9) with the foot lever in the down position and the presser foot against
feed dogs, replace the little set screw that holds the presser bar in place.
10) Adjust your foot tension via the knob
11) Replace the side plate.
That should do it.
This is what I sent to Debbie and TreadleAnnie. It seems to be the same as Nick's, so I guess I didn't leave anything out. You're welcome to use any part of it alone or to combine with Nick's to put on your pages.
Well...replacing the presser bar...
1. The first thing to do is take the presser foot and presser foot holder
off the old presser bar. That was the hardest part of the job for me. The holder had been on there for a long time and didn't want to come off.
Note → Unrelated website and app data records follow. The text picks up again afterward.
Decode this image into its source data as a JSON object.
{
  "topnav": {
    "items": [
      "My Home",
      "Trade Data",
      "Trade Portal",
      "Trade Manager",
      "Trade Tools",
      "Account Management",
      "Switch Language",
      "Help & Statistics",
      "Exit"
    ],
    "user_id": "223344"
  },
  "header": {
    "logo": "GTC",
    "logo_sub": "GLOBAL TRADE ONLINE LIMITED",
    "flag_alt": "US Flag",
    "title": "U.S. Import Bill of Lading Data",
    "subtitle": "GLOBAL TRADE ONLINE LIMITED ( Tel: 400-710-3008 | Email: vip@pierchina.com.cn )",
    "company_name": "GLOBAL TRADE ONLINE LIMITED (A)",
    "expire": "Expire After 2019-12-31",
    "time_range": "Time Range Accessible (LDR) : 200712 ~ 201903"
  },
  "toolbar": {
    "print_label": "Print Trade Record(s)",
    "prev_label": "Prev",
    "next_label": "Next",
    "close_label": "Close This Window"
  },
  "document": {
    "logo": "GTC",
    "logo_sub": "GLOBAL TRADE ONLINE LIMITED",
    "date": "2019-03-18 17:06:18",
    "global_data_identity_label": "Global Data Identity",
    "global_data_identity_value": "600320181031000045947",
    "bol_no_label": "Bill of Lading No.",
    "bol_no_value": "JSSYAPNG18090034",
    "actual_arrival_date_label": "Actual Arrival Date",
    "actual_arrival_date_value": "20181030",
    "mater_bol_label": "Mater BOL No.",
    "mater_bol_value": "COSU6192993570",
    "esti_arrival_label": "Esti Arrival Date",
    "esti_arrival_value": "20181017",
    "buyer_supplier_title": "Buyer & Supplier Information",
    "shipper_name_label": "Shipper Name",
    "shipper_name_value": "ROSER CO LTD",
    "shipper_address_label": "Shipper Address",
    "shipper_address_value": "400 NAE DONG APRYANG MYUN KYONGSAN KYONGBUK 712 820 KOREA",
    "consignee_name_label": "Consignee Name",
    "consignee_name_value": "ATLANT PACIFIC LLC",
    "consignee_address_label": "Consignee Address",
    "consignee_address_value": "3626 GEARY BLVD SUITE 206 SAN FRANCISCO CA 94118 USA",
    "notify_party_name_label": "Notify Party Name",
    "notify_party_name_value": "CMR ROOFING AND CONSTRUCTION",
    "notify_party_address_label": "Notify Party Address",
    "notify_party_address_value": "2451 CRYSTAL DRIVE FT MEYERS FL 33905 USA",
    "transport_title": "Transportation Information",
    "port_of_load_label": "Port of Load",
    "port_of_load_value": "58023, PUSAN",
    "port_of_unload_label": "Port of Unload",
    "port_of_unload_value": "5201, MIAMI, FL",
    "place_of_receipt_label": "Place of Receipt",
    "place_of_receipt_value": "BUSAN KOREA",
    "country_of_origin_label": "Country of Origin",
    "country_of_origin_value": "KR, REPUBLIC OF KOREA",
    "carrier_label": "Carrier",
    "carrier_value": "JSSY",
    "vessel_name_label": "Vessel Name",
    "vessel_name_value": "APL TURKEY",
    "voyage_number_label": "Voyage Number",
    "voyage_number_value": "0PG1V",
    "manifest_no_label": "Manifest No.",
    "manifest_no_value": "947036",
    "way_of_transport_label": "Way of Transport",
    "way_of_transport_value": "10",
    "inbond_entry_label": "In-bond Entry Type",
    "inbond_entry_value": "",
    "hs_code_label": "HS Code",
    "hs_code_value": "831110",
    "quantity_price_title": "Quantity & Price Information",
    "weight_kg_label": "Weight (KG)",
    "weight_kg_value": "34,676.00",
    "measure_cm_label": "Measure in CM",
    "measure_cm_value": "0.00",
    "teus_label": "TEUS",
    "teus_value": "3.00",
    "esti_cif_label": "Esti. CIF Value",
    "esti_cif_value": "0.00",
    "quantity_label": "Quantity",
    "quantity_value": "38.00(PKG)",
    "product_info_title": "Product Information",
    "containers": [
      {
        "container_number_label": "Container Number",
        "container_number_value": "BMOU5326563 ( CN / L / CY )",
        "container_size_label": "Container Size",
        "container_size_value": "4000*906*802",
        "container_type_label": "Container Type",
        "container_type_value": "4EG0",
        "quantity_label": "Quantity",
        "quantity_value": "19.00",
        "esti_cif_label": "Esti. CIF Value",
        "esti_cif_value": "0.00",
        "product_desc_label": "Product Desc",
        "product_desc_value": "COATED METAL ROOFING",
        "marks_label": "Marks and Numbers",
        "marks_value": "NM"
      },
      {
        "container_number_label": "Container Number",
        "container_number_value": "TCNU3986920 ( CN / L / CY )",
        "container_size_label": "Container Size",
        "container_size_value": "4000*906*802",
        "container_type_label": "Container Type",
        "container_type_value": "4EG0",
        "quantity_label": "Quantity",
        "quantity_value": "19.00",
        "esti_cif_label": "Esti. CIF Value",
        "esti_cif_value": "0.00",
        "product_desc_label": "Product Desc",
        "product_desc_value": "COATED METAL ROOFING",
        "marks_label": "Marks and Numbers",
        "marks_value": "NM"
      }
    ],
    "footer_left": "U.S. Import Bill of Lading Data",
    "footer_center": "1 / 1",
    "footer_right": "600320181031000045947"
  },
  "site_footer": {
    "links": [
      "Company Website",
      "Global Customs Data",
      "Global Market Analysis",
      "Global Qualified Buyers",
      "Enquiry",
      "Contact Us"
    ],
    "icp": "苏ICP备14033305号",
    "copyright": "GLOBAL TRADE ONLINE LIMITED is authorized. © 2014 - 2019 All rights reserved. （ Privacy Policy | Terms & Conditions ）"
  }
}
2. Then remove the feed regulating thumb screw (the furled nut) from the top of the bar.
3. Loosen the take-up spring set screw. That screw is just below the
presser bar spring, on the presser bar guide bracket.
4. You should be able to pull the presser bar up and out now.
5. Just reverse the process to put the new one in. Then with the foot on and the presser foot down, adjust the take-up spring set screw. Adjust the feed regulating thumb screw for proper feed pressure.
I don't think I've forgotten any steps. It's been a while, so let me know
if something doesn't seem right and I'll take mine apart to see. BTW, I
don't really know all these parts off the top of my head. I have a good
diagram with the parts numbered and listed. I hoped it would make more sense than if I called every part a thingy or doohicky. It really is
easier than it sounds. I didn't know what I was doing, just took the old
one off and reversed it for the new one. I do confess to having several
generations of mechanical males in my family and I seem to have some of the genes because I enjoy taking things apart to see how they work.
Date: Sat, 28 Nov 1998 08:44:03 -0500
First thing to do is to is to install a presser foot shaft that works so
that you can lift the foot up and down with out binding and that there
is some pressure when the foot is seated on the feeder teeth.
If your husband reassembled everything and now the TOP stitches are
forming tangles underneath, check these things:
1. The set screw on the take up lever is on the flat part of the stud.
2. The thread is pressurized by the tension disks when the foot is down.
3. The corner of the bobbin case is not broken off.
4. There is clearance for the thread as the top thread makes its loop
around the bobbin
case.(thread is not pinching at the position bracket)
5. No burr on the hook point and that the hook point is not broken.
6. The hook timing is set so that the hook point is meeting the center
of the needle scarf at the time when the needle is on its way back
up about 3/16ths from its lowest point of decent.
7. After checking all these things, thread the machine, put a piece of
fabric under the foot and make a couple of stitches by hand. Have the
slide plate open and notice the way the thread is casting off the
hook on its way around. See that the thread is not being aloud to
hang up 3/4s or so way around the bobbin case. If you see this is
happening, adjust the hook a little so it will let go of the thread and
allow the take up lever to pull it up smoothly.
There are other thing that can cause the problem you described, but
these are the most likely.
Good luck, let me know what it was.
Bob (Singer trained technician)